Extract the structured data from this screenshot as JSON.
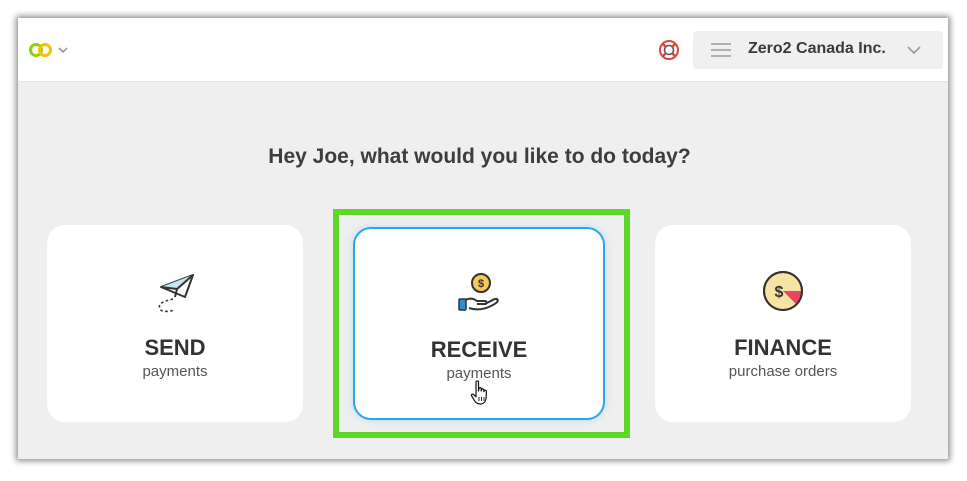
{
  "header": {
    "company_name": "Zero2 Canada Inc."
  },
  "greeting": "Hey Joe, what would you like to do today?",
  "cards": [
    {
      "title": "SEND",
      "subtitle": "payments",
      "icon": "paper-plane-icon"
    },
    {
      "title": "RECEIVE",
      "subtitle": "payments",
      "icon": "hand-coin-icon"
    },
    {
      "title": "FINANCE",
      "subtitle": "purchase orders",
      "icon": "dollar-gauge-icon"
    }
  ],
  "colors": {
    "highlight": "#5ed62a",
    "selected_border": "#28a8e8",
    "logo_green": "#8fd400",
    "logo_yellow": "#f5c400"
  }
}
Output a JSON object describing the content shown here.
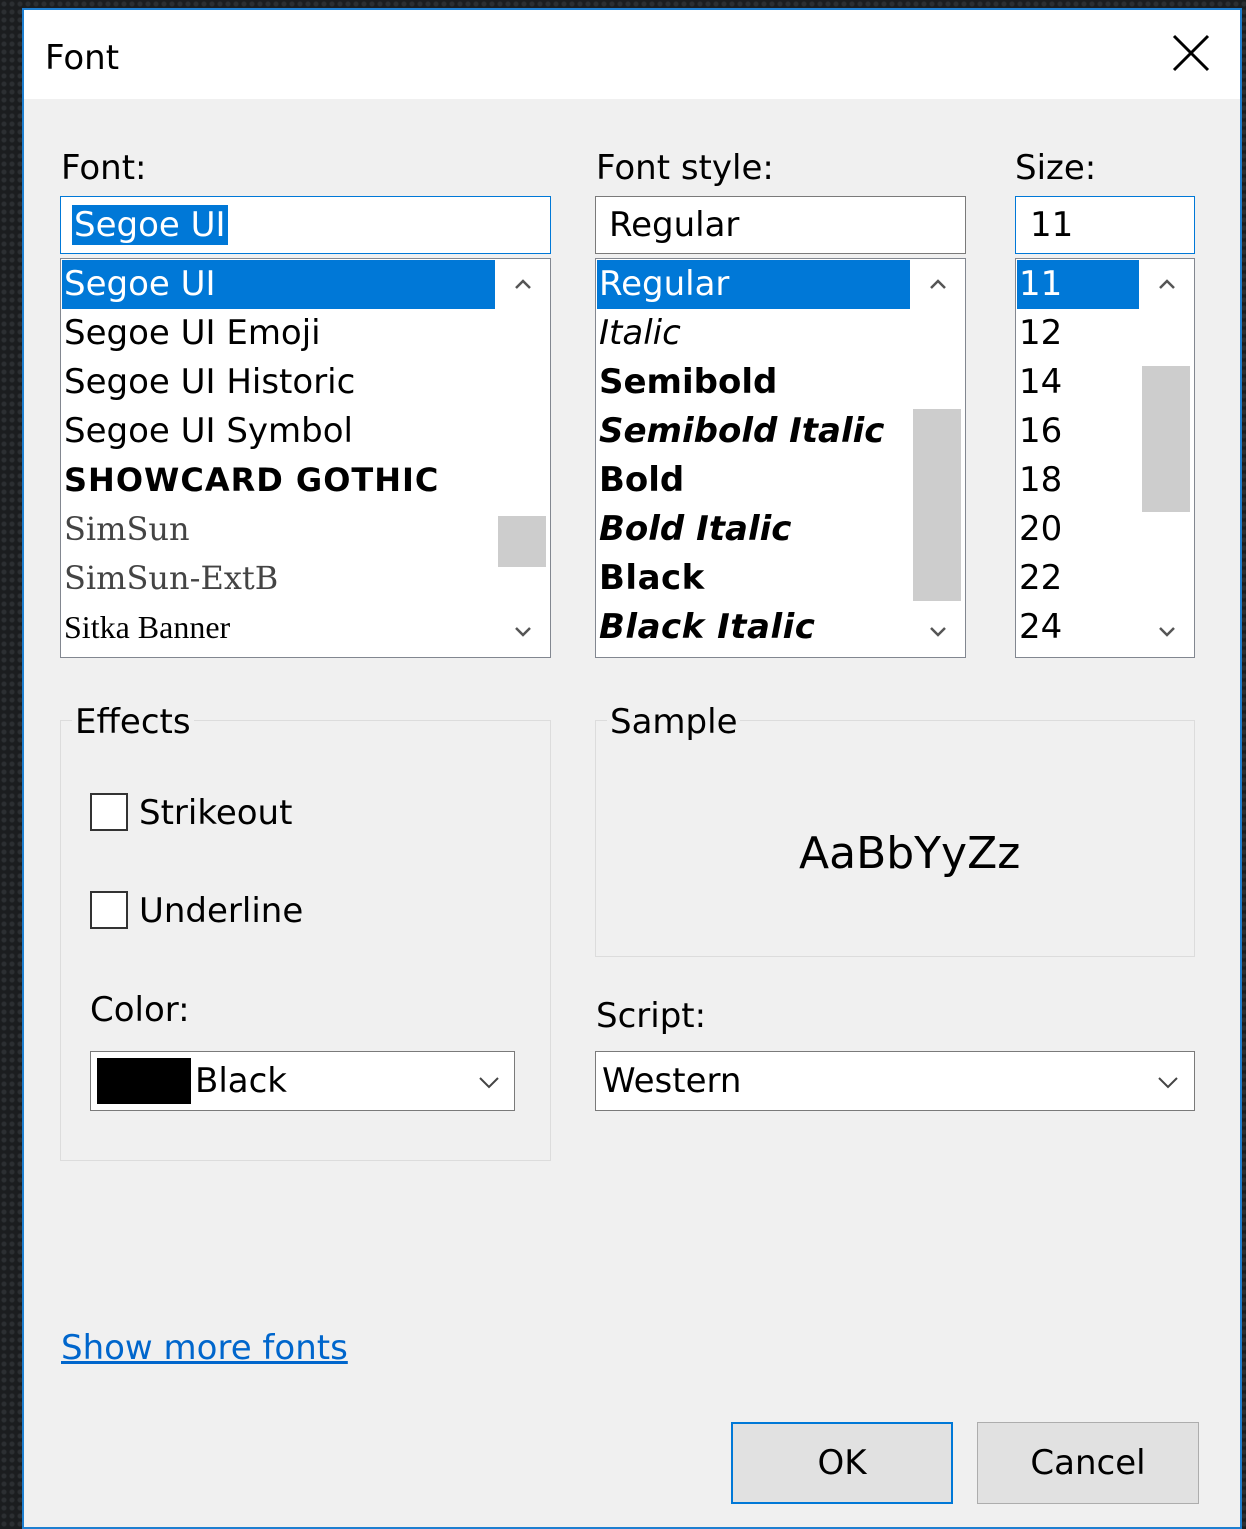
{
  "window": {
    "title": "Font",
    "close_icon": "close-icon"
  },
  "font": {
    "label": "Font:",
    "value": "Segoe UI",
    "items": [
      "Segoe UI",
      "Segoe UI Emoji",
      "Segoe UI Historic",
      "Segoe UI Symbol",
      "SHOWCARD GOTHIC",
      "SimSun",
      "SimSun-ExtB",
      "Sitka Banner"
    ],
    "selected": "Segoe UI"
  },
  "style": {
    "label": "Font style:",
    "value": "Regular",
    "items": [
      "Regular",
      "Italic",
      "Semibold",
      "Semibold Italic",
      "Bold",
      "Bold Italic",
      "Black",
      "Black Italic"
    ],
    "selected": "Regular"
  },
  "size": {
    "label": "Size:",
    "value": "11",
    "items": [
      "11",
      "12",
      "14",
      "16",
      "18",
      "20",
      "22",
      "24"
    ],
    "selected": "11"
  },
  "effects": {
    "title": "Effects",
    "strikeout": {
      "label": "Strikeout",
      "checked": false
    },
    "underline": {
      "label": "Underline",
      "checked": false
    },
    "color_label": "Color:",
    "color_value": "Black",
    "color_swatch": "#000000"
  },
  "sample": {
    "title": "Sample",
    "text": "AaBbYyZz"
  },
  "script": {
    "label": "Script:",
    "value": "Western"
  },
  "show_more_fonts": "Show more fonts",
  "buttons": {
    "ok": "OK",
    "cancel": "Cancel"
  },
  "colors": {
    "accent": "#0078d7",
    "dialog_bg": "#f0f0f0",
    "link": "#0066cc"
  }
}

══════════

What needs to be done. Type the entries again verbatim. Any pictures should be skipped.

Finished task.
Extract the structured data from this screenshot as JSON.
{
  "header": {
    "company_name": "Zero2 Canada Inc."
  },
  "greeting": "Hey Joe, what would you like to do today?",
  "cards": [
    {
      "title": "SEND",
      "subtitle": "payments",
      "icon": "paper-plane-icon"
    },
    {
      "title": "RECEIVE",
      "subtitle": "payments",
      "icon": "hand-coin-icon"
    },
    {
      "title": "FINANCE",
      "subtitle": "purchase orders",
      "icon": "dollar-gauge-icon"
    }
  ],
  "colors": {
    "highlight": "#5ed62a",
    "selected_border": "#28a8e8",
    "logo_green": "#8fd400",
    "logo_yellow": "#f5c400"
  }
}
Output a JSON object describing the content shown here.
{
  "window": {
    "title": "Font",
    "close_icon": "close-icon"
  },
  "font": {
    "label": "Font:",
    "value": "Segoe UI",
    "items": [
      "Segoe UI",
      "Segoe UI Emoji",
      "Segoe UI Historic",
      "Segoe UI Symbol",
      "SHOWCARD GOTHIC",
      "SimSun",
      "SimSun-ExtB",
      "Sitka Banner"
    ],
    "selected": "Segoe UI"
  },
  "style": {
    "label": "Font style:",
    "value": "Regular",
    "items": [
      "Regular",
      "Italic",
      "Semibold",
      "Semibold Italic",
      "Bold",
      "Bold Italic",
      "Black",
      "Black Italic"
    ],
    "selected": "Regular"
  },
  "size": {
    "label": "Size:",
    "value": "11",
    "items": [
      "11",
      "12",
      "14",
      "16",
      "18",
      "20",
      "22",
      "24"
    ],
    "selected": "11"
  },
  "effects": {
    "title": "Effects",
    "strikeout": {
      "label": "Strikeout",
      "checked": false
    },
    "underline": {
      "label": "Underline",
      "checked": false
    },
    "color_label": "Color:",
    "color_value": "Black",
    "color_swatch": "#000000"
  },
  "sample": {
    "title": "Sample",
    "text": "AaBbYyZz"
  },
  "script": {
    "label": "Script:",
    "value": "Western"
  },
  "show_more_fonts": "Show more fonts",
  "buttons": {
    "ok": "OK",
    "cancel": "Cancel"
  },
  "colors": {
    "accent": "#0078d7",
    "dialog_bg": "#f0f0f0",
    "link": "#0066cc"
  }
}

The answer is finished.